Advantages & Disadvantages of Hybrid Networks
Hybrid networks combine the features of two (or more) network topologies (star, bus, ring, etc.) in a way that the resulting network exhibits characteristics of both.
Examples of hybrid networks include the star bus network (that combines a star network topology and a bus network topology) and a star ring network, which combines the features of a star network topology and a ring network topology.
A hybrid topology is reliable and the failure of one node (or connected system) does not affect the performance of the network. There are multiple pathways between the nodes. The failure of one cable or transmission line allows the network to provide an alternate route between a sender (or sending node) and a receiver (or receiving node.)
A hybrid network combines the operating systems or platforms of two or more different networks and is therefore able to provide features and exhibit characteristics of both. It can be employed in a variety of environments and is typically used to wire a corporate network or a large LAN (local area network.)
Disadvantage: Expensive & Complex
According to "CompTIA A+ Complete Study Guide," a hybrid network is typically more expensive than other networks since it exploits the features of its component topologies. It requires more cabling between its hardware devices than other types of network topologies. Hybrid networks are difficult to set up and troubleshoot. Errors and inconsistencies in connected nodes are often hard to pinpoint and isolate. Addition of other nodes or devices to the network is cumbersome without prior networking knowledge.
Disadvantage: Expensive Intelligent Concentration Points Required
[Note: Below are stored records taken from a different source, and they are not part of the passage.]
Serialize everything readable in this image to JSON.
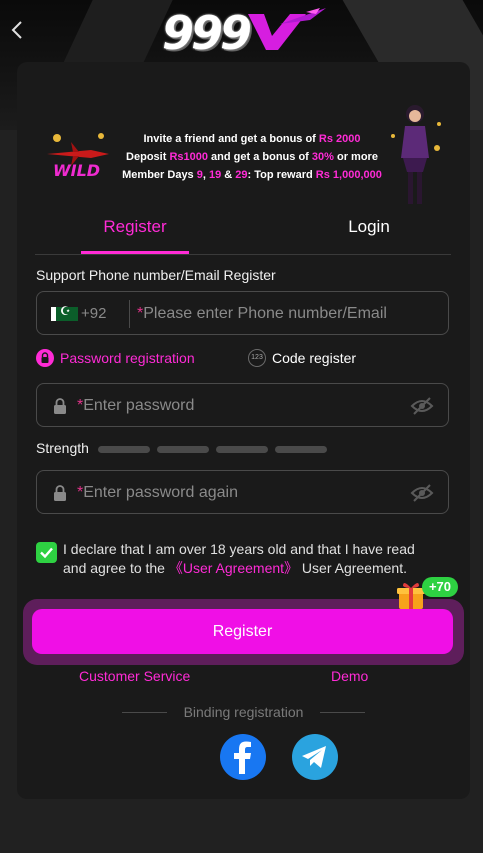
{
  "header": {
    "logo_text": "999",
    "back_icon": "chevron-left-icon"
  },
  "banner": {
    "line1_a": "Invite a friend and get a bonus of ",
    "line1_b": "Rs 2000",
    "line2_a": "Deposit ",
    "line2_b": "Rs1000",
    "line2_c": " and get a bonus of ",
    "line2_d": "30%",
    "line2_e": " or more",
    "line3_a": "Member Days ",
    "line3_b": "9",
    "line3_c": ", ",
    "line3_d": "19",
    "line3_e": " & ",
    "line3_f": "29",
    "line3_g": ": Top reward ",
    "line3_h": "Rs 1,000,000",
    "wild_label": "WILD"
  },
  "tabs": {
    "register": "Register",
    "login": "Login",
    "active": "register"
  },
  "form": {
    "subtitle": "Support Phone number/Email Register",
    "country_code": "+92",
    "phone_placeholder": "Please enter Phone number/Email",
    "required_mark": "*",
    "mode_password": "Password registration",
    "mode_code": "Code register",
    "mode_code_icon_text": "123",
    "password_placeholder": "Enter password",
    "strength_label": "Strength",
    "strength_level": 0,
    "confirm_placeholder": "Enter password again",
    "agree_checked": true,
    "agree_text_a": "I declare that I am over 18 years old and that I have read and agree to the ",
    "agree_link": "《User Agreement》",
    "agree_text_b": " User Agreement."
  },
  "actions": {
    "register_button": "Register",
    "bonus_badge": "+70",
    "customer_service": "Customer Service",
    "demo": "Demo",
    "binding_label": "Binding registration"
  },
  "colors": {
    "accent": "#ff2bd6",
    "button": "#f00fe6",
    "check": "#2ed142",
    "facebook": "#1877f2",
    "telegram": "#2aa3df"
  }
}
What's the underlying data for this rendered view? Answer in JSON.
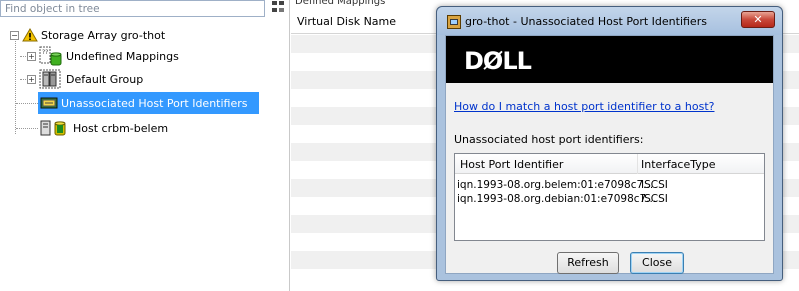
{
  "tree": {
    "find_placeholder": "Find object in tree",
    "items": [
      {
        "label": "Storage Array gro-thot",
        "icon": "warning-icon"
      },
      {
        "label": "Undefined Mappings",
        "icon": "undefined-mappings-icon"
      },
      {
        "label": "Default Group",
        "icon": "host-group-icon"
      },
      {
        "label": "Unassociated Host Port Identifiers",
        "icon": "host-port-icon",
        "selected": true
      },
      {
        "label": "Host crbm-belem",
        "icon": "host-icon"
      }
    ]
  },
  "mappings": {
    "header": "Defined Mappings",
    "column": "Virtual Disk Name"
  },
  "dialog": {
    "title": "gro-thot - Unassociated Host Port Identifiers",
    "close_x": "✕",
    "brand": "DØLL",
    "help_link": "How do I match a host port identifier to a host?",
    "list_caption": "Unassociated host port identifiers:",
    "columns": [
      "Host Port Identifier",
      "InterfaceType"
    ],
    "rows": [
      {
        "identifier": "iqn.1993-08.org.belem:01:e7098c7...",
        "type": "ISCSI"
      },
      {
        "identifier": "iqn.1993-08.org.debian:01:e7098c7...",
        "type": "ISCSI"
      }
    ],
    "refresh_label": "Refresh",
    "close_label": "Close"
  }
}
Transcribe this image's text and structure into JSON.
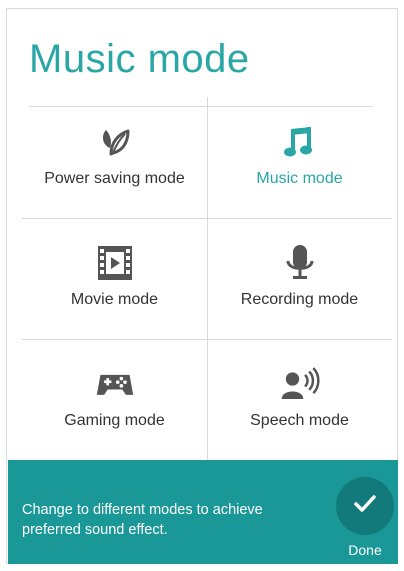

According to "Internet & Web Design," a hybrid network requires intelligent concentration points. A concentration point (also called connection point or hub) is the junction where a connection is made. An intelligent concentration point has inbuilt fault-isolation, diagnosis and fault processing ability. These concentration points are hard-wired and programmed to isolate faulty nodes or convert transmission medium from one form to another. An intelligent hub gathers information about all ports attached on it, detects errors, automatically shuts down a faulty port and manages network traffic. While intelligent concentration points have numerous advantages in terms of error management and the efficient maintenance of network traffic, they are more expensive than both active and passive hubs. Larger hybrid networks commonly require multiple intelligent hubs.